**Exercise goal**. Return all lines from the listing below in which the string "this" occurs.

**Data for the task**.
┄┄┄┄┄┄
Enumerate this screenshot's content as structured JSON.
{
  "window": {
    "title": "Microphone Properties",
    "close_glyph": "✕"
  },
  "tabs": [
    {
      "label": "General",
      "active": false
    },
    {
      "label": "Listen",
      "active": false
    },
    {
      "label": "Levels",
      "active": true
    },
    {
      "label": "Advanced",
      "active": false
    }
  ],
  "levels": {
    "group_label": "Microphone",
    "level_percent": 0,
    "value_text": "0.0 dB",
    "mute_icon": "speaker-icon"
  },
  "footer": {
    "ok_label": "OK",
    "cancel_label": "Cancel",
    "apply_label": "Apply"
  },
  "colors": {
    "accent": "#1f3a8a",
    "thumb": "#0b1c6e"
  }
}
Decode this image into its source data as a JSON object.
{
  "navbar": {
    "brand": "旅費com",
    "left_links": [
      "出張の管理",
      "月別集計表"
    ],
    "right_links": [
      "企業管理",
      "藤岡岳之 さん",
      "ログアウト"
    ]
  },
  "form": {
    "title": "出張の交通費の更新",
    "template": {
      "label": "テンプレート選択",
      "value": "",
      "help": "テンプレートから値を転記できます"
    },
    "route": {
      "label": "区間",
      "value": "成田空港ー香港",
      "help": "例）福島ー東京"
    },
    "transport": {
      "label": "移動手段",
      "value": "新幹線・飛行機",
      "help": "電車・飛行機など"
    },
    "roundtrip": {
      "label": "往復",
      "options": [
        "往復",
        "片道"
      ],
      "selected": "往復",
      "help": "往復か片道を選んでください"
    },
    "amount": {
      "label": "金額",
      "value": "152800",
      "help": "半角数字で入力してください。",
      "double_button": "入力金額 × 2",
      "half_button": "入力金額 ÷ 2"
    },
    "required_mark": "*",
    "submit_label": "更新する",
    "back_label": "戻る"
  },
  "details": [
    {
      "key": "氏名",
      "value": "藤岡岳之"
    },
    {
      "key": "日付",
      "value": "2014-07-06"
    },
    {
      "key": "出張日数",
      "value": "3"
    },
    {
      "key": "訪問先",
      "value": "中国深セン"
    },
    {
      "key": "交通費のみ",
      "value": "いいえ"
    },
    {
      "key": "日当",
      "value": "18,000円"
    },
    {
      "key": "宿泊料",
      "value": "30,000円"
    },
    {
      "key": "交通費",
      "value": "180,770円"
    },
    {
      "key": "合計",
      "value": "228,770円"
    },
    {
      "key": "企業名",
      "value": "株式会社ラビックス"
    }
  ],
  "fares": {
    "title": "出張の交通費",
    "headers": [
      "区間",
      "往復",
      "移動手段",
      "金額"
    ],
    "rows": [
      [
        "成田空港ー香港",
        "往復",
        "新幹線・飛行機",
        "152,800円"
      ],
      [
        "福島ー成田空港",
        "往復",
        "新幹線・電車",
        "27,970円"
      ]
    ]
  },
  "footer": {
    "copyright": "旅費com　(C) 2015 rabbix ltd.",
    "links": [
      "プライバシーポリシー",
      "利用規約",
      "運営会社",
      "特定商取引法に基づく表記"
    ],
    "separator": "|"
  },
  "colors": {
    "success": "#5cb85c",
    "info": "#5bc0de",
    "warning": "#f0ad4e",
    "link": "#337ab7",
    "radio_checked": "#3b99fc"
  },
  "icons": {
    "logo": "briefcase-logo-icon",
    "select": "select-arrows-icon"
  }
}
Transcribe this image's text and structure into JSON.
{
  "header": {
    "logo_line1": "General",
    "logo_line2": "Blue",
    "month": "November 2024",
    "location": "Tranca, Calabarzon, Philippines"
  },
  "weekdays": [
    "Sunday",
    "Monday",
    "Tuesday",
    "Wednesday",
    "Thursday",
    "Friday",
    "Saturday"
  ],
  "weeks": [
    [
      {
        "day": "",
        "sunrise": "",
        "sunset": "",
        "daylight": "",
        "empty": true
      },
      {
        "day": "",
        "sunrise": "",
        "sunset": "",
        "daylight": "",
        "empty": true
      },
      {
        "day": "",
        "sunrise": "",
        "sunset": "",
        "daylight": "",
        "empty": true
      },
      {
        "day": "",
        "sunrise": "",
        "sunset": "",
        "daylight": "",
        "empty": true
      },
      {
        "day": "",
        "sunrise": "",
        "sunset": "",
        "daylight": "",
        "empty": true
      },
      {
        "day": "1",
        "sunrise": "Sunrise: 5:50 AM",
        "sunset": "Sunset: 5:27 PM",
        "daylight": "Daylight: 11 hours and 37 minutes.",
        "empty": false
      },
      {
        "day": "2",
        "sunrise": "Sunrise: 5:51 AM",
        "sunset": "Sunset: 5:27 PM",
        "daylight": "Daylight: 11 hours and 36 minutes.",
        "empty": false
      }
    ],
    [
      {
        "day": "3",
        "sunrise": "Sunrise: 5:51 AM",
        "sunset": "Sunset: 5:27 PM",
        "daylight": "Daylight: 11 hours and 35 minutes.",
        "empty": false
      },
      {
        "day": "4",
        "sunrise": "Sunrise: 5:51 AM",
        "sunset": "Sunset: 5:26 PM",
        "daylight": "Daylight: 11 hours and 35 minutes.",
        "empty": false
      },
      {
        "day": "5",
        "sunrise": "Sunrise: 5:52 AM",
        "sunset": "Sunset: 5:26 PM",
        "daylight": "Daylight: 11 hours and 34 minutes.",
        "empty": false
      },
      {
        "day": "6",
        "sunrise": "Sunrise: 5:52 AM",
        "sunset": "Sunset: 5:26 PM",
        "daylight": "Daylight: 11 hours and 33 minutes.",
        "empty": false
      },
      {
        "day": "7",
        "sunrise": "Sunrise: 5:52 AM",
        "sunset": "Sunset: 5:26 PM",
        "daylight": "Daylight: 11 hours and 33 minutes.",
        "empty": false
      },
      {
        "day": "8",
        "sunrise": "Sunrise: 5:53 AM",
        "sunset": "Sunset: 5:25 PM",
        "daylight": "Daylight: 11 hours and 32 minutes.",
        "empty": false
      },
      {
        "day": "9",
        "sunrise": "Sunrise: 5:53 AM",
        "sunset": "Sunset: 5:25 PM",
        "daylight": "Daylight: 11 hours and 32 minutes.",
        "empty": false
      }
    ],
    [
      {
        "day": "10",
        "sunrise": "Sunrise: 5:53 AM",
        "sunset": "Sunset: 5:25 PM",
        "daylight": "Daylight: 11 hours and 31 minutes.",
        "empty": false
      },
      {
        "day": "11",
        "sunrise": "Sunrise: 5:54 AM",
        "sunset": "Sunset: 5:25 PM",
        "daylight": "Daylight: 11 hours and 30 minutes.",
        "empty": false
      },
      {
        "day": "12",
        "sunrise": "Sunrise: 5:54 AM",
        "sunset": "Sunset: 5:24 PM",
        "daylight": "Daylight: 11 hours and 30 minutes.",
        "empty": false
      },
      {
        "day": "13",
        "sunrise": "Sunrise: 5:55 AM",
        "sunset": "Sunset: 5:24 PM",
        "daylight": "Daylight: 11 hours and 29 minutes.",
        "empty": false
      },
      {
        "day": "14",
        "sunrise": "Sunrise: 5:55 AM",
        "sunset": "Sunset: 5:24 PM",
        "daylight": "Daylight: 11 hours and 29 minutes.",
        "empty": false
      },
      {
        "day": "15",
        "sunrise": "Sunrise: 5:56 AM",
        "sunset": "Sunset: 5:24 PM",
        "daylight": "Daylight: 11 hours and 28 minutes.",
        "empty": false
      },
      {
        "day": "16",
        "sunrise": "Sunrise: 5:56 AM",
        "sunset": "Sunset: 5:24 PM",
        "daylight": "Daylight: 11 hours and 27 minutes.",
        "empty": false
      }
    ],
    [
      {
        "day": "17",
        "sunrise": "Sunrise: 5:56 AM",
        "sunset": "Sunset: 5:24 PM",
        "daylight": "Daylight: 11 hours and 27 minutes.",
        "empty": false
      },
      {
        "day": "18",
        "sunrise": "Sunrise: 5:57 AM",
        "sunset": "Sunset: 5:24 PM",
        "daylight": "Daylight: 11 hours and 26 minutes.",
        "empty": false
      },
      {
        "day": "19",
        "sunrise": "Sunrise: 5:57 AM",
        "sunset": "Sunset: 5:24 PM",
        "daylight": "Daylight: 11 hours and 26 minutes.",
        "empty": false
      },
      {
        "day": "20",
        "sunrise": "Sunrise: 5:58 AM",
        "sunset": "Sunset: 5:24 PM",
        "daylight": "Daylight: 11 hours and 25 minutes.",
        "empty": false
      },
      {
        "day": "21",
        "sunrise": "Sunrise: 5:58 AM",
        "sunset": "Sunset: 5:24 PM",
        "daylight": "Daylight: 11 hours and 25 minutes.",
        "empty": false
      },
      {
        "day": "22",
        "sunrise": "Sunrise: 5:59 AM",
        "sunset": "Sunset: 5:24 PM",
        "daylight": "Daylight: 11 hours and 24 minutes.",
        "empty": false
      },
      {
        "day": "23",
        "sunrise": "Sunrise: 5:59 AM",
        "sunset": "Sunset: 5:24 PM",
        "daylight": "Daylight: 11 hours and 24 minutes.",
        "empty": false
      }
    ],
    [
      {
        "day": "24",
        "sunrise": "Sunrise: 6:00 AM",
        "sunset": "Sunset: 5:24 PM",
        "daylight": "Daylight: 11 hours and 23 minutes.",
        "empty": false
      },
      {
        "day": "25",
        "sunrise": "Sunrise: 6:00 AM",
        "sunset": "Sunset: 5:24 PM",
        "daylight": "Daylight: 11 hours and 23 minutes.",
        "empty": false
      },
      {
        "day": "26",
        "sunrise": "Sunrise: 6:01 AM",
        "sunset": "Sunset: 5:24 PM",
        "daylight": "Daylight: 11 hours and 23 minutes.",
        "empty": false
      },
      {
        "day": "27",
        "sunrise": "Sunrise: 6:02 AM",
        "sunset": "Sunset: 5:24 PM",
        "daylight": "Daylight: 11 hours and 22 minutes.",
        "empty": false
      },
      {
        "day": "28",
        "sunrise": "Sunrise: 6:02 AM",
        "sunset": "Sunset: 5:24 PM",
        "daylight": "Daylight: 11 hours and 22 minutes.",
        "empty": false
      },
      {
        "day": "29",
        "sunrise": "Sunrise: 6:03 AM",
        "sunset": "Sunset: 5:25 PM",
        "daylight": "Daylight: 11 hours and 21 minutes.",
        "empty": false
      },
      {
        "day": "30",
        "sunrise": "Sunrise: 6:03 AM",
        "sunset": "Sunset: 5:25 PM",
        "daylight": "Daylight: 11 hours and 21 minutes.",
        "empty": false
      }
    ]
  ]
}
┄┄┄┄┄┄
**Written solution**.
Enumerate this screenshot's content as structured JSON.
Decode this image into its source data as a JSON object.
Transcribe this image's text and structure into JSON.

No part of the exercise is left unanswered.